Aim of the exercise -> Could you return all of the records exactly, minus their images?

(Data about app and page elements)
========================================================================

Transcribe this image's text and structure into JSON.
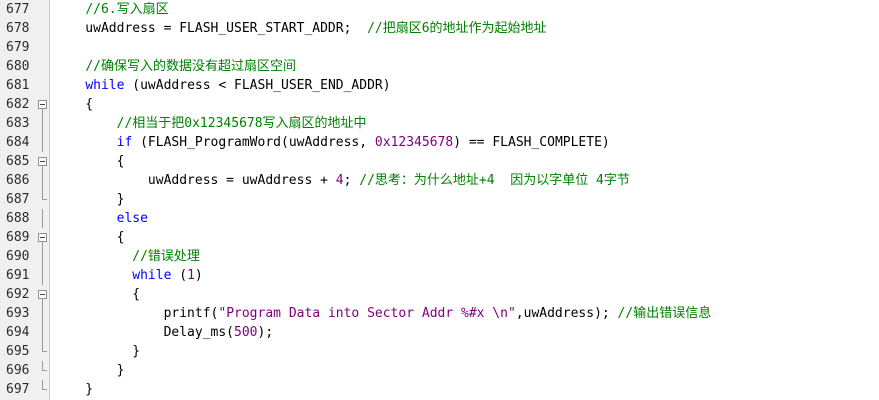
{
  "editor": {
    "lines": [
      {
        "number": "677",
        "fold": "",
        "segments": [
          {
            "t": "    ",
            "c": ""
          },
          {
            "t": "//6.写入扇区",
            "c": "cm"
          }
        ]
      },
      {
        "number": "678",
        "fold": "",
        "segments": [
          {
            "t": "    uwAddress = FLASH_USER_START_ADDR;  ",
            "c": ""
          },
          {
            "t": "//把扇区6的地址作为起始地址",
            "c": "cm"
          }
        ]
      },
      {
        "number": "679",
        "fold": "",
        "segments": [
          {
            "t": "",
            "c": ""
          }
        ]
      },
      {
        "number": "680",
        "fold": "",
        "segments": [
          {
            "t": "    ",
            "c": ""
          },
          {
            "t": "//确保写入的数据没有超过扇区空间",
            "c": "cm"
          }
        ]
      },
      {
        "number": "681",
        "fold": "",
        "segments": [
          {
            "t": "    ",
            "c": ""
          },
          {
            "t": "while",
            "c": "kw"
          },
          {
            "t": " (uwAddress < FLASH_USER_END_ADDR)",
            "c": ""
          }
        ]
      },
      {
        "number": "682",
        "fold": "open",
        "segments": [
          {
            "t": "    {",
            "c": ""
          }
        ]
      },
      {
        "number": "683",
        "fold": "line",
        "segments": [
          {
            "t": "        ",
            "c": ""
          },
          {
            "t": "//相当于把0x12345678写入扇区的地址中",
            "c": "cm"
          }
        ]
      },
      {
        "number": "684",
        "fold": "line",
        "segments": [
          {
            "t": "        ",
            "c": ""
          },
          {
            "t": "if",
            "c": "kw"
          },
          {
            "t": " (FLASH_ProgramWord(uwAddress, ",
            "c": ""
          },
          {
            "t": "0x12345678",
            "c": "num"
          },
          {
            "t": ") == FLASH_COMPLETE)",
            "c": ""
          }
        ]
      },
      {
        "number": "685",
        "fold": "open",
        "segments": [
          {
            "t": "        {",
            "c": ""
          }
        ]
      },
      {
        "number": "686",
        "fold": "line",
        "segments": [
          {
            "t": "            uwAddress = uwAddress + ",
            "c": ""
          },
          {
            "t": "4",
            "c": "num"
          },
          {
            "t": "; ",
            "c": ""
          },
          {
            "t": "//思考：为什么地址+4  因为以字单位 4字节",
            "c": "cm"
          }
        ]
      },
      {
        "number": "687",
        "fold": "end",
        "segments": [
          {
            "t": "        }",
            "c": ""
          }
        ]
      },
      {
        "number": "688",
        "fold": "line",
        "segments": [
          {
            "t": "        ",
            "c": ""
          },
          {
            "t": "else",
            "c": "kw"
          }
        ]
      },
      {
        "number": "689",
        "fold": "open",
        "segments": [
          {
            "t": "        {",
            "c": ""
          }
        ]
      },
      {
        "number": "690",
        "fold": "line",
        "segments": [
          {
            "t": "          ",
            "c": ""
          },
          {
            "t": "//错误处理",
            "c": "cm"
          }
        ]
      },
      {
        "number": "691",
        "fold": "line",
        "segments": [
          {
            "t": "          ",
            "c": ""
          },
          {
            "t": "while",
            "c": "kw"
          },
          {
            "t": " (",
            "c": ""
          },
          {
            "t": "1",
            "c": "num"
          },
          {
            "t": ")",
            "c": ""
          }
        ]
      },
      {
        "number": "692",
        "fold": "open",
        "segments": [
          {
            "t": "          {",
            "c": ""
          }
        ]
      },
      {
        "number": "693",
        "fold": "line",
        "segments": [
          {
            "t": "              printf(",
            "c": ""
          },
          {
            "t": "\"Program Data into Sector Addr %#x \\n\"",
            "c": "str"
          },
          {
            "t": ",uwAddress); ",
            "c": ""
          },
          {
            "t": "//输出错误信息",
            "c": "cm"
          }
        ]
      },
      {
        "number": "694",
        "fold": "line",
        "segments": [
          {
            "t": "              Delay_ms(",
            "c": ""
          },
          {
            "t": "500",
            "c": "num"
          },
          {
            "t": ");",
            "c": ""
          }
        ]
      },
      {
        "number": "695",
        "fold": "end",
        "segments": [
          {
            "t": "          }",
            "c": ""
          }
        ]
      },
      {
        "number": "696",
        "fold": "end",
        "segments": [
          {
            "t": "        }",
            "c": ""
          }
        ]
      },
      {
        "number": "697",
        "fold": "end",
        "segments": [
          {
            "t": "    }",
            "c": ""
          }
        ]
      }
    ]
  }
}
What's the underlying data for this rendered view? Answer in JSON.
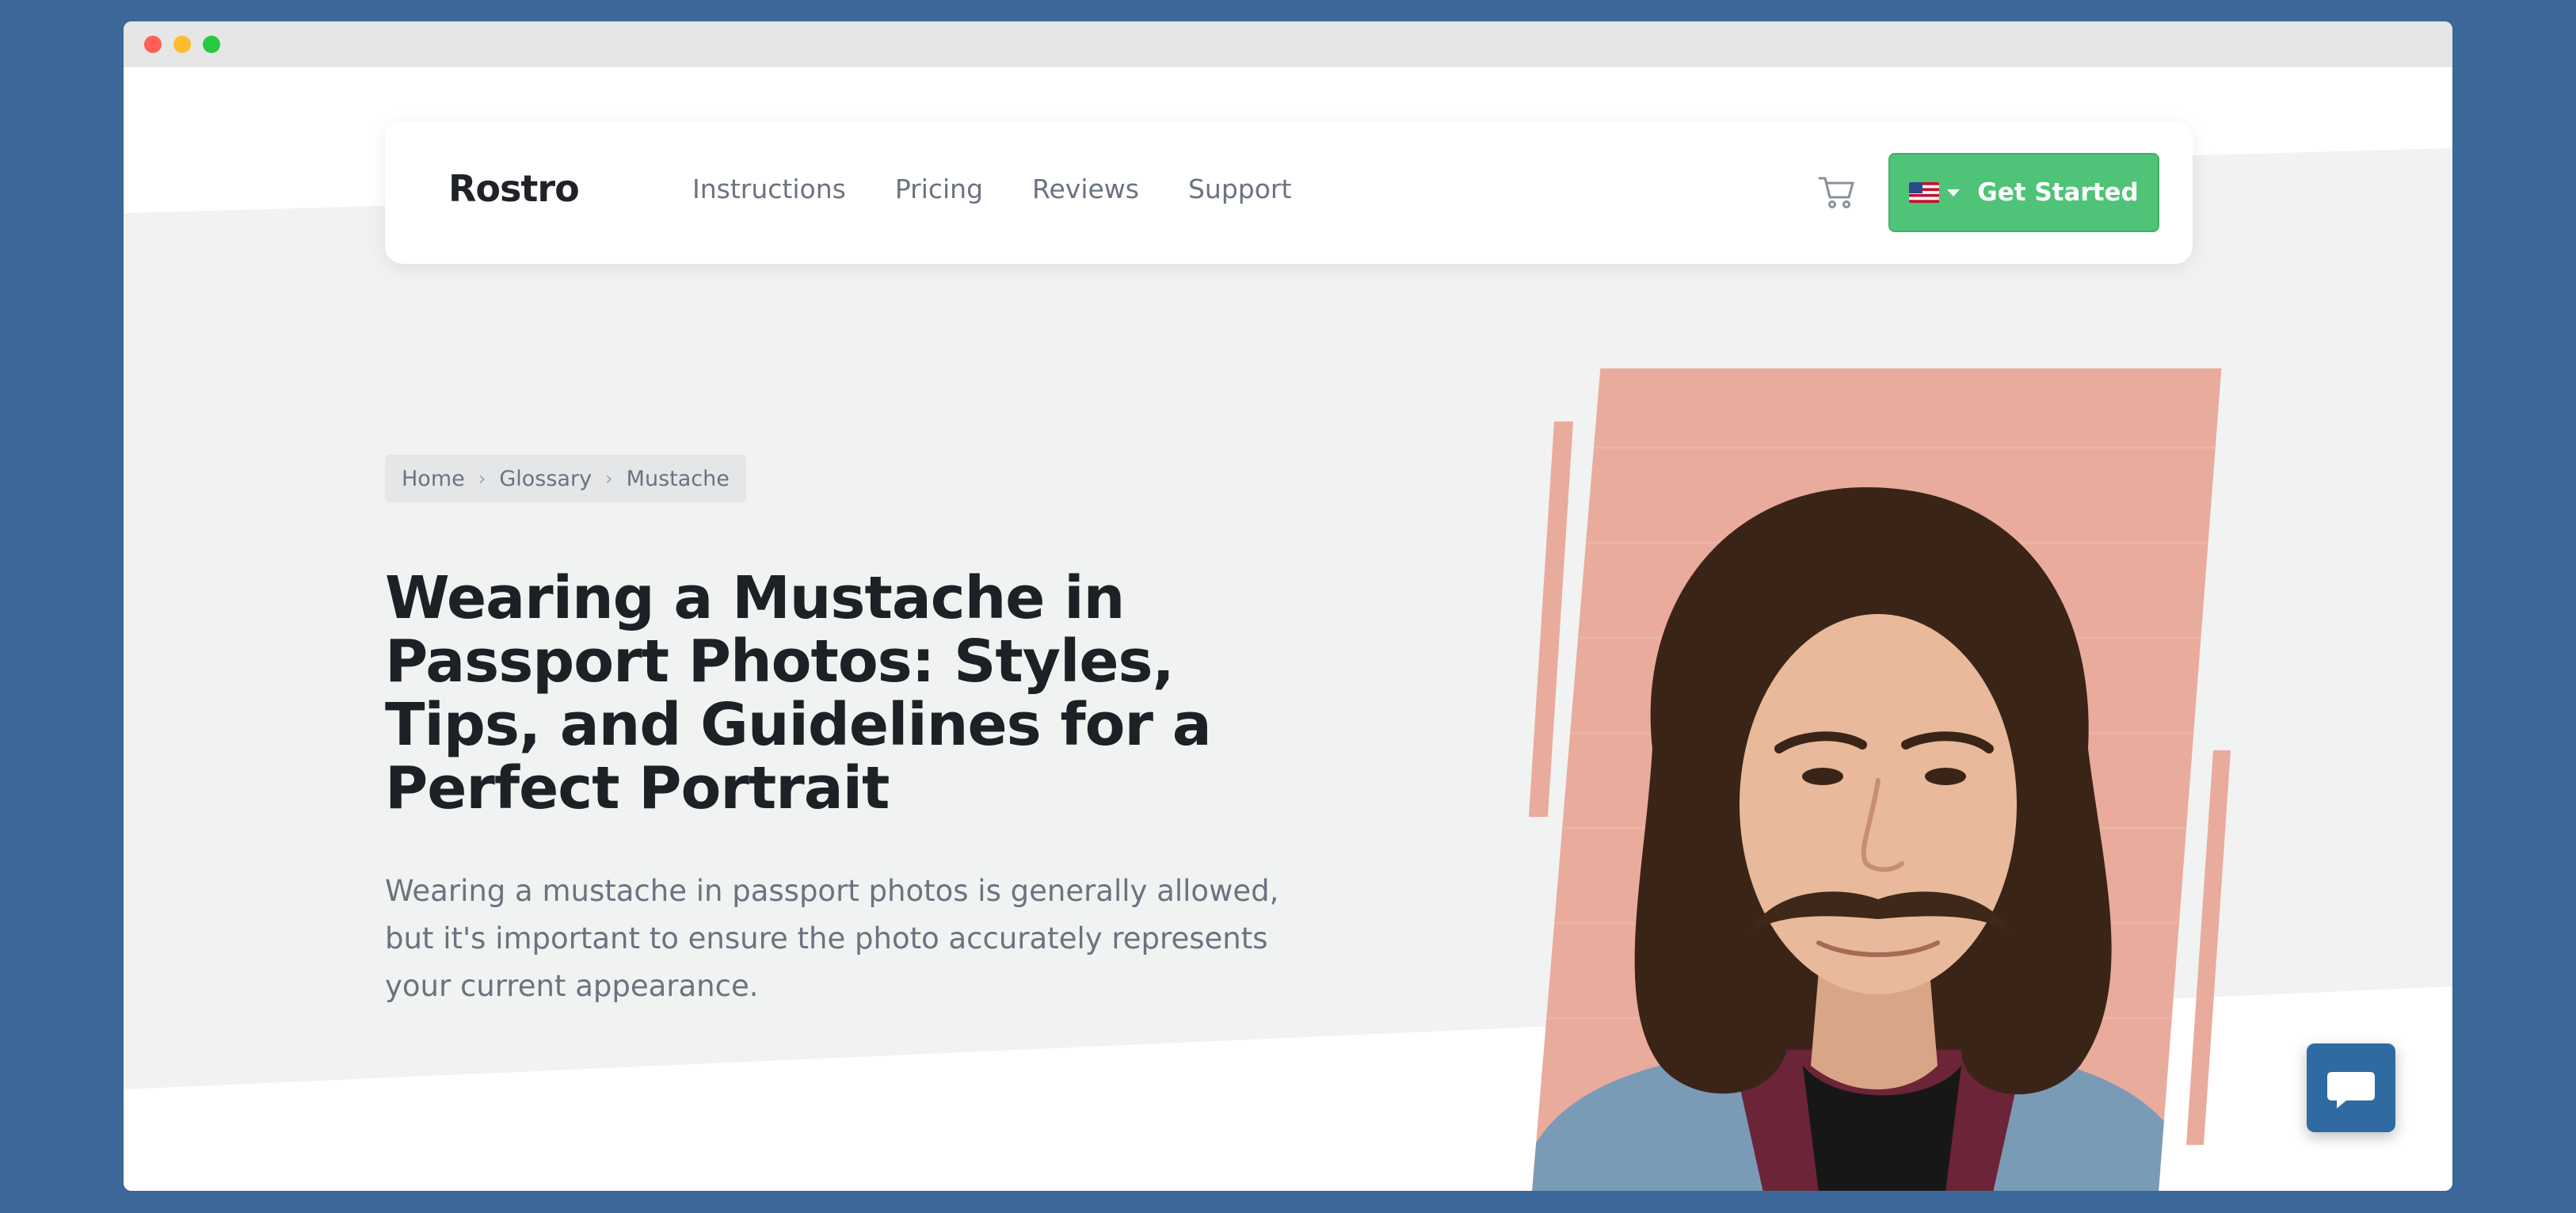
{
  "brand": {
    "name": "Rostro"
  },
  "nav": {
    "links": [
      "Instructions",
      "Pricing",
      "Reviews",
      "Support"
    ],
    "cta_label": "Get Started",
    "language_flag": "us-flag-icon"
  },
  "breadcrumb": [
    "Home",
    "Glossary",
    "Mustache"
  ],
  "hero": {
    "title": "Wearing a Mustache in Passport Photos: Styles, Tips, and Guidelines for a Perfect Portrait",
    "subtitle": "Wearing a mustache in passport photos is generally allowed, but it's important to ensure the photo accurately represents your current appearance."
  },
  "colors": {
    "accent": "#4fc377",
    "background": "#3b6898",
    "hero_bg": "#f1f2f2",
    "photo_pink": "#e9ab9c",
    "chat_button": "#2f6aa3"
  },
  "icons": {
    "cart": "cart-icon",
    "chat": "chat-bubble-icon"
  }
}
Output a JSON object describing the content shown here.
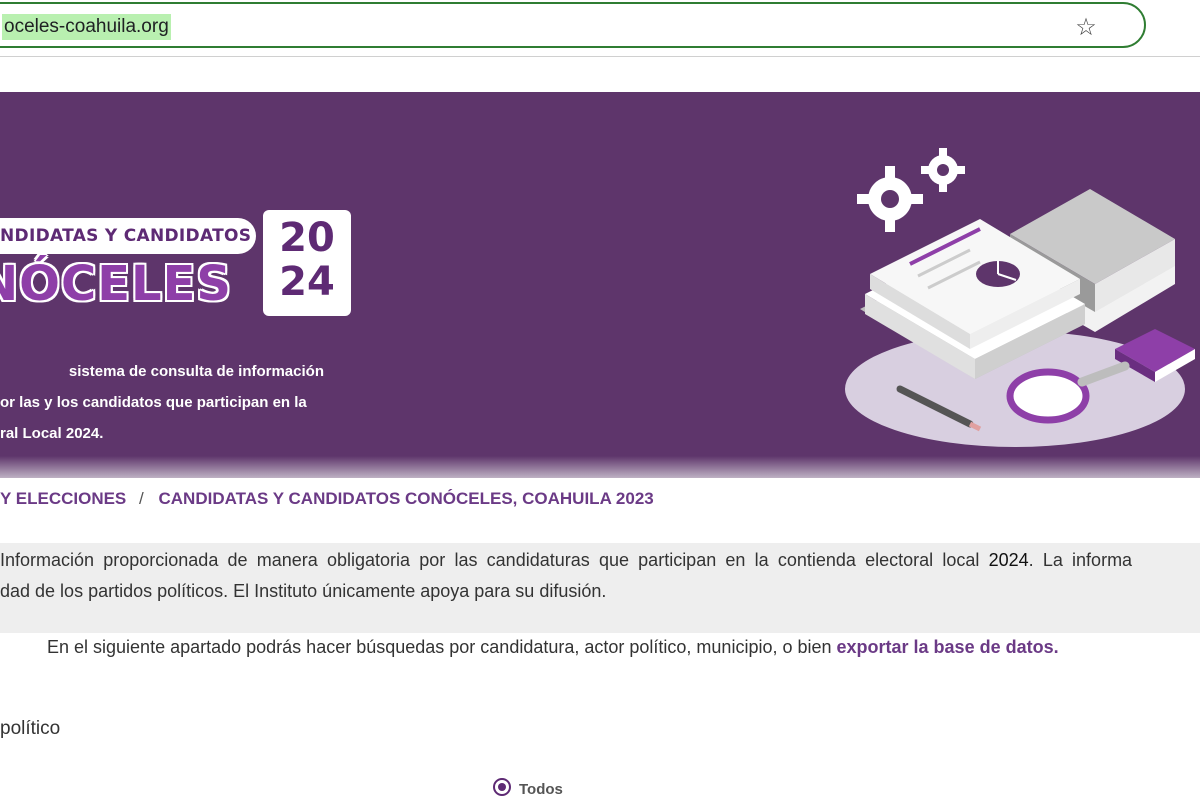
{
  "browser": {
    "url": "oceles-coahuila.org",
    "bookmark_icon": "star-icon"
  },
  "banner": {
    "pill_text": "NDIDATAS Y CANDIDATOS",
    "title": "NÓCELES",
    "year_line1": "20",
    "year_line2": "24",
    "description_lines": [
      "sistema de consulta de información",
      "or las y los candidatos que participan en la",
      "ral Local 2024."
    ],
    "illustration_icons": [
      "gears-icon",
      "documents-icon",
      "pie-chart-icon",
      "books-icon",
      "magnifier-icon",
      "pencil-icon"
    ]
  },
  "breadcrumb": {
    "items": [
      "Y ELECCIONES",
      "CANDIDATAS Y CANDIDATOS CONÓCELES, COAHUILA 2023"
    ],
    "separator": "/"
  },
  "notice": {
    "line1_before": "Información proporcionada de manera obligatoria por las candidaturas que participan en la contienda electoral local ",
    "line1_number": "2024",
    "line1_after": ". La informa",
    "line2": "dad de los partidos políticos. El Instituto únicamente apoya para su difusión."
  },
  "intro": {
    "text": "En el siguiente apartado podrás hacer búsquedas por candidatura, actor político, municipio, o bien ",
    "link": "exportar la base de datos."
  },
  "filter": {
    "section_label": "político",
    "option_label": "Todos",
    "option_selected": true
  },
  "colors": {
    "brand_purple": "#5e356b",
    "accent_purple": "#8e3fa8",
    "link_purple": "#6b3a86",
    "url_highlight": "#b9f0b0"
  }
}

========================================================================

Finished task ->
Transcribe this image's text and structure into JSON.
{
  "editor": {
    "lines": [
      {
        "number": "677",
        "fold": "",
        "segments": [
          {
            "t": "    ",
            "c": ""
          },
          {
            "t": "//6.写入扇区",
            "c": "cm"
          }
        ]
      },
      {
        "number": "678",
        "fold": "",
        "segments": [
          {
            "t": "    uwAddress = FLASH_USER_START_ADDR;  ",
            "c": ""
          },
          {
            "t": "//把扇区6的地址作为起始地址",
            "c": "cm"
          }
        ]
      },
      {
        "number": "679",
        "fold": "",
        "segments": [
          {
            "t": "",
            "c": ""
          }
        ]
      },
      {
        "number": "680",
        "fold": "",
        "segments": [
          {
            "t": "    ",
            "c": ""
          },
          {
            "t": "//确保写入的数据没有超过扇区空间",
            "c": "cm"
          }
        ]
      },
      {
        "number": "681",
        "fold": "",
        "segments": [
          {
            "t": "    ",
            "c": ""
          },
          {
            "t": "while",
            "c": "kw"
          },
          {
            "t": " (uwAddress < FLASH_USER_END_ADDR)",
            "c": ""
          }
        ]
      },
      {
        "number": "682",
        "fold": "open",
        "segments": [
          {
            "t": "    {",
            "c": ""
          }
        ]
      },
      {
        "number": "683",
        "fold": "line",
        "segments": [
          {
            "t": "        ",
            "c": ""
          },
          {
            "t": "//相当于把0x12345678写入扇区的地址中",
            "c": "cm"
          }
        ]
      },
      {
        "number": "684",
        "fold": "line",
        "segments": [
          {
            "t": "        ",
            "c": ""
          },
          {
            "t": "if",
            "c": "kw"
          },
          {
            "t": " (FLASH_ProgramWord(uwAddress, ",
            "c": ""
          },
          {
            "t": "0x12345678",
            "c": "num"
          },
          {
            "t": ") == FLASH_COMPLETE)",
            "c": ""
          }
        ]
      },
      {
        "number": "685",
        "fold": "open",
        "segments": [
          {
            "t": "        {",
            "c": ""
          }
        ]
      },
      {
        "number": "686",
        "fold": "line",
        "segments": [
          {
            "t": "            uwAddress = uwAddress + ",
            "c": ""
          },
          {
            "t": "4",
            "c": "num"
          },
          {
            "t": "; ",
            "c": ""
          },
          {
            "t": "//思考：为什么地址+4  因为以字单位 4字节",
            "c": "cm"
          }
        ]
      },
      {
        "number": "687",
        "fold": "end",
        "segments": [
          {
            "t": "        }",
            "c": ""
          }
        ]
      },
      {
        "number": "688",
        "fold": "line",
        "segments": [
          {
            "t": "        ",
            "c": ""
          },
          {
            "t": "else",
            "c": "kw"
          }
        ]
      },
      {
        "number": "689",
        "fold": "open",
        "segments": [
          {
            "t": "        {",
            "c": ""
          }
        ]
      },
      {
        "number": "690",
        "fold": "line",
        "segments": [
          {
            "t": "          ",
            "c": ""
          },
          {
            "t": "//错误处理",
            "c": "cm"
          }
        ]
      },
      {
        "number": "691",
        "fold": "line",
        "segments": [
          {
            "t": "          ",
            "c": ""
          },
          {
            "t": "while",
            "c": "kw"
          },
          {
            "t": " (",
            "c": ""
          },
          {
            "t": "1",
            "c": "num"
          },
          {
            "t": ")",
            "c": ""
          }
        ]
      },
      {
        "number": "692",
        "fold": "open",
        "segments": [
          {
            "t": "          {",
            "c": ""
          }
        ]
      },
      {
        "number": "693",
        "fold": "line",
        "segments": [
          {
            "t": "              printf(",
            "c": ""
          },
          {
            "t": "\"Program Data into Sector Addr %#x \\n\"",
            "c": "str"
          },
          {
            "t": ",uwAddress); ",
            "c": ""
          },
          {
            "t": "//输出错误信息",
            "c": "cm"
          }
        ]
      },
      {
        "number": "694",
        "fold": "line",
        "segments": [
          {
            "t": "              Delay_ms(",
            "c": ""
          },
          {
            "t": "500",
            "c": "num"
          },
          {
            "t": ");",
            "c": ""
          }
        ]
      },
      {
        "number": "695",
        "fold": "end",
        "segments": [
          {
            "t": "          }",
            "c": ""
          }
        ]
      },
      {
        "number": "696",
        "fold": "end",
        "segments": [
          {
            "t": "        }",
            "c": ""
          }
        ]
      },
      {
        "number": "697",
        "fold": "end",
        "segments": [
          {
            "t": "    }",
            "c": ""
          }
        ]
      }
    ]
  }
}
What's the underlying data for this rendered view? Answer in JSON.
{
  "brand": {
    "name": "Rostro"
  },
  "nav": {
    "links": [
      "Instructions",
      "Pricing",
      "Reviews",
      "Support"
    ],
    "cta_label": "Get Started",
    "language_flag": "us-flag-icon"
  },
  "breadcrumb": [
    "Home",
    "Glossary",
    "Mustache"
  ],
  "hero": {
    "title": "Wearing a Mustache in Passport Photos: Styles, Tips, and Guidelines for a Perfect Portrait",
    "subtitle": "Wearing a mustache in passport photos is generally allowed, but it's important to ensure the photo accurately represents your current appearance."
  },
  "colors": {
    "accent": "#4fc377",
    "background": "#3b6898",
    "hero_bg": "#f1f2f2",
    "photo_pink": "#e9ab9c",
    "chat_button": "#2f6aa3"
  },
  "icons": {
    "cart": "cart-icon",
    "chat": "chat-bubble-icon"
  }
}
Output a JSON object describing the content shown here.
{
  "browser": {
    "url": "oceles-coahuila.org",
    "bookmark_icon": "star-icon"
  },
  "banner": {
    "pill_text": "NDIDATAS Y CANDIDATOS",
    "title": "NÓCELES",
    "year_line1": "20",
    "year_line2": "24",
    "description_lines": [
      "sistema de consulta de información",
      "or las y los candidatos que participan en la",
      "ral Local 2024."
    ],
    "illustration_icons": [
      "gears-icon",
      "documents-icon",
      "pie-chart-icon",
      "books-icon",
      "magnifier-icon",
      "pencil-icon"
    ]
  },
  "breadcrumb": {
    "items": [
      "Y ELECCIONES",
      "CANDIDATAS Y CANDIDATOS CONÓCELES, COAHUILA 2023"
    ],
    "separator": "/"
  },
  "notice": {
    "line1_before": "Información proporcionada de manera obligatoria por las candidaturas que participan en la contienda electoral local ",
    "line1_number": "2024",
    "line1_after": ". La informa",
    "line2": "dad de los partidos políticos. El Instituto únicamente apoya para su difusión."
  },
  "intro": {
    "text": "En el siguiente apartado podrás hacer búsquedas por candidatura, actor político, municipio, o bien ",
    "link": "exportar la base de datos."
  },
  "filter": {
    "section_label": "político",
    "option_label": "Todos",
    "option_selected": true
  },
  "colors": {
    "brand_purple": "#5e356b",
    "accent_purple": "#8e3fa8",
    "link_purple": "#6b3a86",
    "url_highlight": "#b9f0b0"
  }
}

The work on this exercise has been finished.